» **Dataset records**
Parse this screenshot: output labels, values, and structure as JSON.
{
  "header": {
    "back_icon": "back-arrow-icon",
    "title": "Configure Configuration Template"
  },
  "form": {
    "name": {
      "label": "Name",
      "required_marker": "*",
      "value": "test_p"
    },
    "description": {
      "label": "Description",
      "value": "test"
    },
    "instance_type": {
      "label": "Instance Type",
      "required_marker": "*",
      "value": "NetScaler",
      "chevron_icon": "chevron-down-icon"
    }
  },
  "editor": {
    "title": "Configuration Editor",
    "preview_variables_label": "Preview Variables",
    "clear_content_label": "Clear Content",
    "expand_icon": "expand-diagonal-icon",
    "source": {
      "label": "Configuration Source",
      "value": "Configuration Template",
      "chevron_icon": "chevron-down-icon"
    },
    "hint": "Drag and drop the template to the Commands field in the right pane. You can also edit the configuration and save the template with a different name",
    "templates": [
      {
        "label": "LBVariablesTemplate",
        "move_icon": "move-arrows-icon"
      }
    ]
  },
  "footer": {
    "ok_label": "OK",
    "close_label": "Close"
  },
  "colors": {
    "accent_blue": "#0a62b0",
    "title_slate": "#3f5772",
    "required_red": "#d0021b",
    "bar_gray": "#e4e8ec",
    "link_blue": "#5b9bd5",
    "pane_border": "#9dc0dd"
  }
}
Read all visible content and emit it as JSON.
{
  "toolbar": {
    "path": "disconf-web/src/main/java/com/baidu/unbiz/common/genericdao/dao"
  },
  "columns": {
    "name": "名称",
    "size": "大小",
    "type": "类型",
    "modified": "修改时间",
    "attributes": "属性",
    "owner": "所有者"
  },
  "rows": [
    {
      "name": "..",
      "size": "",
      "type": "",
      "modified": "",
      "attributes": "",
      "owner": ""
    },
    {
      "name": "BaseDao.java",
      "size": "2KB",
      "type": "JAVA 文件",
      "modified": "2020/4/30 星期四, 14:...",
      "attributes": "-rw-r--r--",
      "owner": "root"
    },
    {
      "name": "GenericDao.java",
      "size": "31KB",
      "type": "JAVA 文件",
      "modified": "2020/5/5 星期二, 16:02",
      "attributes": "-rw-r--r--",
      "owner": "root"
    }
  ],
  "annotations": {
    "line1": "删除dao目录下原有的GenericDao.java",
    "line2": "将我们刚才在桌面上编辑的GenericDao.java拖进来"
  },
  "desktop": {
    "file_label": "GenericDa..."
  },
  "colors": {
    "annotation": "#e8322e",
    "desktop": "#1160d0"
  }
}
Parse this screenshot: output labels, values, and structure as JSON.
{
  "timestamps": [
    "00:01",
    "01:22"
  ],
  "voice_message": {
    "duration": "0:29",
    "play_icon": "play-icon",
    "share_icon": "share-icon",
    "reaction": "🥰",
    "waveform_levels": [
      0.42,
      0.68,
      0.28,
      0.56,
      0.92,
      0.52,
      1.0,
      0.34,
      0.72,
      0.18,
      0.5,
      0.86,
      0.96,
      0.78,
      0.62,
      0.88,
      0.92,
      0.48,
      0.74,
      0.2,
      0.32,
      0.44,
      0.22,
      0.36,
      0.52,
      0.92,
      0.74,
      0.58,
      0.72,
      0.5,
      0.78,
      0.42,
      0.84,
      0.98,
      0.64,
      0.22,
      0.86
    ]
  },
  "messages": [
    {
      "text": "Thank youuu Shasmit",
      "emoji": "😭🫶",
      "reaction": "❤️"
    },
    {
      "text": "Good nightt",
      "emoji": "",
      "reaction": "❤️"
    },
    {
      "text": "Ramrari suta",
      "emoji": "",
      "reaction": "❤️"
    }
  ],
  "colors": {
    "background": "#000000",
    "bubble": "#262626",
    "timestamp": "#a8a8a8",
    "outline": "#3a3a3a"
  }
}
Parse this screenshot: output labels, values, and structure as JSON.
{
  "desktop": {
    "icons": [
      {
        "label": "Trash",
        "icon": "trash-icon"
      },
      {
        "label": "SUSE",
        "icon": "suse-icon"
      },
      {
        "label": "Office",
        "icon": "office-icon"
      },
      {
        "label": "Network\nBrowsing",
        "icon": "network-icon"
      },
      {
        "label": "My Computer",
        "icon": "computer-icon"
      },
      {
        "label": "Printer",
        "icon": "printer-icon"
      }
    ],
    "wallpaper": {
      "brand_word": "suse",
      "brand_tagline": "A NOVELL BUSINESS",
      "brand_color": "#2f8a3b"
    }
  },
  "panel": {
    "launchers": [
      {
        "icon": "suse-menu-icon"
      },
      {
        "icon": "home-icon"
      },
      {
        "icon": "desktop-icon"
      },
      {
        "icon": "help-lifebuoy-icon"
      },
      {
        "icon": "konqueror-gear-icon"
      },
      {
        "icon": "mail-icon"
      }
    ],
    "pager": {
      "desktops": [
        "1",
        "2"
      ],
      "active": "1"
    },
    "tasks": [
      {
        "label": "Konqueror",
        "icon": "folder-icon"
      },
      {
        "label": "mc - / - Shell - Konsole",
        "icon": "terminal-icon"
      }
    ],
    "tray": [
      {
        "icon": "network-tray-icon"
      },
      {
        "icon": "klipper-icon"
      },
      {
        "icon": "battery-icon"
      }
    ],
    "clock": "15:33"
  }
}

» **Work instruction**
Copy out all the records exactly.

» **Solution for this problem**
Parse this screenshot: output labels, values, and structure as JSON.
{
  "header": {
    "back_icon": "back-arrow-icon",
    "title": "Configure Configuration Template"
  },
  "form": {
    "name": {
      "label": "Name",
      "required_marker": "*",
      "value": "test_p"
    },
    "description": {
      "label": "Description",
      "value": "test"
    },
    "instance_type": {
      "label": "Instance Type",
      "required_marker": "*",
      "value": "NetScaler",
      "chevron_icon": "chevron-down-icon"
    }
  },
  "editor": {
    "title": "Configuration Editor",
    "preview_variables_label": "Preview Variables",
    "clear_content_label": "Clear Content",
    "expand_icon": "expand-diagonal-icon",
    "source": {
      "label": "Configuration Source",
      "value": "Configuration Template",
      "chevron_icon": "chevron-down-icon"
    },
    "hint": "Drag and drop the template to the Commands field in the right pane. You can also edit the configuration and save the template with a different name",
    "templates": [
      {
        "label": "LBVariablesTemplate",
        "move_icon": "move-arrows-icon"
      }
    ]
  },
  "footer": {
    "ok_label": "OK",
    "close_label": "Close"
  },
  "colors": {
    "accent_blue": "#0a62b0",
    "title_slate": "#3f5772",
    "required_red": "#d0021b",
    "bar_gray": "#e4e8ec",
    "link_blue": "#5b9bd5",
    "pane_border": "#9dc0dd"
  }
}
Read all visible content and emit it as JSON.
{
  "toolbar": {
    "path": "disconf-web/src/main/java/com/baidu/unbiz/common/genericdao/dao"
  },
  "columns": {
    "name": "名称",
    "size": "大小",
    "type": "类型",
    "modified": "修改时间",
    "attributes": "属性",
    "owner": "所有者"
  },
  "rows": [
    {
      "name": "..",
      "size": "",
      "type": "",
      "modified": "",
      "attributes": "",
      "owner": ""
    },
    {
      "name": "BaseDao.java",
      "size": "2KB",
      "type": "JAVA 文件",
      "modified": "2020/4/30 星期四, 14:...",
      "attributes": "-rw-r--r--",
      "owner": "root"
    },
    {
      "name": "GenericDao.java",
      "size": "31KB",
      "type": "JAVA 文件",
      "modified": "2020/5/5 星期二, 16:02",
      "attributes": "-rw-r--r--",
      "owner": "root"
    }
  ],
  "annotations": {
    "line1": "删除dao目录下原有的GenericDao.java",
    "line2": "将我们刚才在桌面上编辑的GenericDao.java拖进来"
  },
  "desktop": {
    "file_label": "GenericDa..."
  },
  "colors": {
    "annotation": "#e8322e",
    "desktop": "#1160d0"
  }
}
Parse this screenshot: output labels, values, and structure as JSON.
{
  "timestamps": [
    "00:01",
    "01:22"
  ],
  "voice_message": {
    "duration": "0:29",
    "play_icon": "play-icon",
    "share_icon": "share-icon",
    "reaction": "🥰",
    "waveform_levels": [
      0.42,
      0.68,
      0.28,
      0.56,
      0.92,
      0.52,
      1.0,
      0.34,
      0.72,
      0.18,
      0.5,
      0.86,
      0.96,
      0.78,
      0.62,
      0.88,
      0.92,
      0.48,
      0.74,
      0.2,
      0.32,
      0.44,
      0.22,
      0.36,
      0.52,
      0.92,
      0.74,
      0.58,
      0.72,
      0.5,
      0.78,
      0.42,
      0.84,
      0.98,
      0.64,
      0.22,
      0.86
    ]
  },
  "messages": [
    {
      "text": "Thank youuu Shasmit",
      "emoji": "😭🫶",
      "reaction": "❤️"
    },
    {
      "text": "Good nightt",
      "emoji": "",
      "reaction": "❤️"
    },
    {
      "text": "Ramrari suta",
      "emoji": "",
      "reaction": "❤️"
    }
  ],
  "colors": {
    "background": "#000000",
    "bubble": "#262626",
    "timestamp": "#a8a8a8",
    "outline": "#3a3a3a"
  }
}
Parse this screenshot: output labels, values, and structure as JSON.
{
  "desktop": {
    "icons": [
      {
        "label": "Trash",
        "icon": "trash-icon"
      },
      {
        "label": "SUSE",
        "icon": "suse-icon"
      },
      {
        "label": "Office",
        "icon": "office-icon"
      },
      {
        "label": "Network\nBrowsing",
        "icon": "network-icon"
      },
      {
        "label": "My Computer",
        "icon": "computer-icon"
      },
      {
        "label": "Printer",
        "icon": "printer-icon"
      }
    ],
    "wallpaper": {
      "brand_word": "suse",
      "brand_tagline": "A NOVELL BUSINESS",
      "brand_color": "#2f8a3b"
    }
  },
  "panel": {
    "launchers": [
      {
        "icon": "suse-menu-icon"
      },
      {
        "icon": "home-icon"
      },
      {
        "icon": "desktop-icon"
      },
      {
        "icon": "help-lifebuoy-icon"
      },
      {
        "icon": "konqueror-gear-icon"
      },
      {
        "icon": "mail-icon"
      }
    ],
    "pager": {
      "desktops": [
        "1",
        "2"
      ],
      "active": "1"
    },
    "tasks": [
      {
        "label": "Konqueror",
        "icon": "folder-icon"
      },
      {
        "label": "mc - / - Shell - Konsole",
        "icon": "terminal-icon"
      }
    ],
    "tray": [
      {
        "icon": "network-tray-icon"
      },
      {
        "icon": "klipper-icon"
      },
      {
        "icon": "battery-icon"
      }
    ],
    "clock": "15:33"
  }
}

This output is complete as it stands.